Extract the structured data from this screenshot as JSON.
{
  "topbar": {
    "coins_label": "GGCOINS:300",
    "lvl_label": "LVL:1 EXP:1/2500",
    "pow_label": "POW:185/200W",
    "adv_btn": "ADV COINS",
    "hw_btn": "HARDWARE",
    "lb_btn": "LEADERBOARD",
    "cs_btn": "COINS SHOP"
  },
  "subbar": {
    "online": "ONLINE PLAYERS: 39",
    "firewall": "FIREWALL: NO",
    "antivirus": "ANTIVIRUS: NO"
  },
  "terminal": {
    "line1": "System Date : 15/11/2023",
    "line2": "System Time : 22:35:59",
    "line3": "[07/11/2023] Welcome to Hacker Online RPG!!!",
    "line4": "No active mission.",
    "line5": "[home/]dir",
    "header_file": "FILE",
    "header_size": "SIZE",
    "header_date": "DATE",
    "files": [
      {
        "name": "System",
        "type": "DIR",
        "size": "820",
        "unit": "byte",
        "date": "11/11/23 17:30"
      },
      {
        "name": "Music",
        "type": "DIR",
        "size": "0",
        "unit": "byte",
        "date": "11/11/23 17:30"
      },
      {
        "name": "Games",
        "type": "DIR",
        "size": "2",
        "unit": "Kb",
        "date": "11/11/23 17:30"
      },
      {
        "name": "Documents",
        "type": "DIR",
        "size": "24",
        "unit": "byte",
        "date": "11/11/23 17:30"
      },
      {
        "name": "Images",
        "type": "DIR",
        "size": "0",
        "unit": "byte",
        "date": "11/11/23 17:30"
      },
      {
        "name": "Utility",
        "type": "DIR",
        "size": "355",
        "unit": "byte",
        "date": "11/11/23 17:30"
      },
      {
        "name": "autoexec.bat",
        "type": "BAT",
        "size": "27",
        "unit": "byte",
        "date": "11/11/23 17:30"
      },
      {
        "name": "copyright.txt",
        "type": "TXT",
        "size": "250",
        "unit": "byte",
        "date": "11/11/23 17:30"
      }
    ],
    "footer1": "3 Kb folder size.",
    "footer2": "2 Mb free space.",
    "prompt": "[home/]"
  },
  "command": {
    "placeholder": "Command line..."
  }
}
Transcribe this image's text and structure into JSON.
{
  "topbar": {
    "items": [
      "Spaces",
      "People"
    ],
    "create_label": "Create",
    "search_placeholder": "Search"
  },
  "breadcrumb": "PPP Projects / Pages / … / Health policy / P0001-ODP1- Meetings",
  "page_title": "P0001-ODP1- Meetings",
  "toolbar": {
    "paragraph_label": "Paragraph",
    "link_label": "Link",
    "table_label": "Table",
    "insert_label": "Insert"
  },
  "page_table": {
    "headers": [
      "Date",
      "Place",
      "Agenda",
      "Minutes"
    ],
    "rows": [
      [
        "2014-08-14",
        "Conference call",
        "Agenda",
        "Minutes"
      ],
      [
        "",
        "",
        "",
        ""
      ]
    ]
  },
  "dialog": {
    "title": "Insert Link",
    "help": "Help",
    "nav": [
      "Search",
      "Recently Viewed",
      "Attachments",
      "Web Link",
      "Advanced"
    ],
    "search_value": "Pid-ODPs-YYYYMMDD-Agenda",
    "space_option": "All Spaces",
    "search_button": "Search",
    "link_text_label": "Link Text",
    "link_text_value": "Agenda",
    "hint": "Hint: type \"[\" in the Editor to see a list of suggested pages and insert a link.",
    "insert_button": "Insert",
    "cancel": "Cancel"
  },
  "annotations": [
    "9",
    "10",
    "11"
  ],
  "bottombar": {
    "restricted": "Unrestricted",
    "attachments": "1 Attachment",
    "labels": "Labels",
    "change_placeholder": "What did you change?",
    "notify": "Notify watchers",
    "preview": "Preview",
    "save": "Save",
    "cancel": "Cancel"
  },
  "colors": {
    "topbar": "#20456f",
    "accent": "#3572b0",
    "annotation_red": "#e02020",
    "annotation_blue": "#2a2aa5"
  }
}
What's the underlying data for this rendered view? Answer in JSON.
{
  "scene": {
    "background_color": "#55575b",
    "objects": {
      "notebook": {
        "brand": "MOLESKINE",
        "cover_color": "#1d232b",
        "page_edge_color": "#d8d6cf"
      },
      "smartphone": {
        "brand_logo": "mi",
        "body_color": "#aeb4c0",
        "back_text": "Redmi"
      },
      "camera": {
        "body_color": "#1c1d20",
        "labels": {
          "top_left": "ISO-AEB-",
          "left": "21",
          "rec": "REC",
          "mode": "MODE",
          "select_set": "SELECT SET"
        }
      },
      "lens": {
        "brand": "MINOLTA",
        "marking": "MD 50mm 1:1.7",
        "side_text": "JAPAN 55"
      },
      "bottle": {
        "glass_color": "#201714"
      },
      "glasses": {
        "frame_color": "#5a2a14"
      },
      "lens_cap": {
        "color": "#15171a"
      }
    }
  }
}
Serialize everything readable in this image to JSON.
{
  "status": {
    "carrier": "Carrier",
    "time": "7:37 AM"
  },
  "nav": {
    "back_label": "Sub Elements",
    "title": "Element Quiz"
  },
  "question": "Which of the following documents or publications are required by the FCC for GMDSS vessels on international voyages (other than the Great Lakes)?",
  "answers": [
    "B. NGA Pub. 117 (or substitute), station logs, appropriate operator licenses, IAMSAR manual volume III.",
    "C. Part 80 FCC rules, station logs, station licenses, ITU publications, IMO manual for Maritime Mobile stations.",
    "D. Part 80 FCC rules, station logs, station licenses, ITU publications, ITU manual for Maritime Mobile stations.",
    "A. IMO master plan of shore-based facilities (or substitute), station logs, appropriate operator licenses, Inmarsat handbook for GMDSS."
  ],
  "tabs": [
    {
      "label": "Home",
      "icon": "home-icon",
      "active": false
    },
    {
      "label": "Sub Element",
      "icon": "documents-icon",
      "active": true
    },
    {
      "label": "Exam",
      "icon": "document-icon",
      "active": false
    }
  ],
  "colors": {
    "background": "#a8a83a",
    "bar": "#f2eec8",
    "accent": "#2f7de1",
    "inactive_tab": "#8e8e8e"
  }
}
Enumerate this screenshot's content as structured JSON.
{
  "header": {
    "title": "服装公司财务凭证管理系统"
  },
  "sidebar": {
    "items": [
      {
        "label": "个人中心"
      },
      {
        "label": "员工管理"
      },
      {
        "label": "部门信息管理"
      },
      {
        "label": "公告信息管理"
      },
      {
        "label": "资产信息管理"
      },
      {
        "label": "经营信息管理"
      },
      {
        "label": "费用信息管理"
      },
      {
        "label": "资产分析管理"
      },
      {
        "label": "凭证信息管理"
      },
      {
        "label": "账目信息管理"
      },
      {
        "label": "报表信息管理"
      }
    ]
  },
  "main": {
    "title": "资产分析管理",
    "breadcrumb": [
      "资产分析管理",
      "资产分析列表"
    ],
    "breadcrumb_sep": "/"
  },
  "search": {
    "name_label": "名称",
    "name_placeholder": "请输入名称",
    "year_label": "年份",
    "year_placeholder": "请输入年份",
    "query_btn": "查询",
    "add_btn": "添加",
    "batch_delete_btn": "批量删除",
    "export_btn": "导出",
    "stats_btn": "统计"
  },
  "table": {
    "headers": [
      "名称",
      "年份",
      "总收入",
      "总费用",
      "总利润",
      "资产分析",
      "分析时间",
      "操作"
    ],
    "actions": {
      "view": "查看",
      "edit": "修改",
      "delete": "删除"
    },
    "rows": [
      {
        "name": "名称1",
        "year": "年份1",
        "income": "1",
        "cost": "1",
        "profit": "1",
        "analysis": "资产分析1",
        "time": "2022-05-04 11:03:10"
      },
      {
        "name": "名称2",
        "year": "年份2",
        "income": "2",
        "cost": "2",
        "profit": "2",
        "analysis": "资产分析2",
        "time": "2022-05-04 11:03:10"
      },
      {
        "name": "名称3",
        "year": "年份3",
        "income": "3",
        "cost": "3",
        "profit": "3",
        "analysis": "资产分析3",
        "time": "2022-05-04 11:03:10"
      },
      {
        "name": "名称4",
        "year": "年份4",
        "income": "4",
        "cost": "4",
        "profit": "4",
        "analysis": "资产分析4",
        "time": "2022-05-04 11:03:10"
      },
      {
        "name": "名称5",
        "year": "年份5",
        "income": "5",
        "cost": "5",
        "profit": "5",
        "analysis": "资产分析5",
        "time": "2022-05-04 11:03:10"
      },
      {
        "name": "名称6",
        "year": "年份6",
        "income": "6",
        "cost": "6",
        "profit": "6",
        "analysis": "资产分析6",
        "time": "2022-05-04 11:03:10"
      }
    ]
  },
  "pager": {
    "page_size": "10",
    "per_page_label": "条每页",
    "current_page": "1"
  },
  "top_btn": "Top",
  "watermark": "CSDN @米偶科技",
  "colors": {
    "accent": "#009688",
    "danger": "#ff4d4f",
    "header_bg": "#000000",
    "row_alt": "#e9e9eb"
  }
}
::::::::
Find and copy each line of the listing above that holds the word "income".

## Output below
        "income": "1",
        "income": "2",
        "income": "3",
        "income": "4",
        "income": "5",
        "income": "6",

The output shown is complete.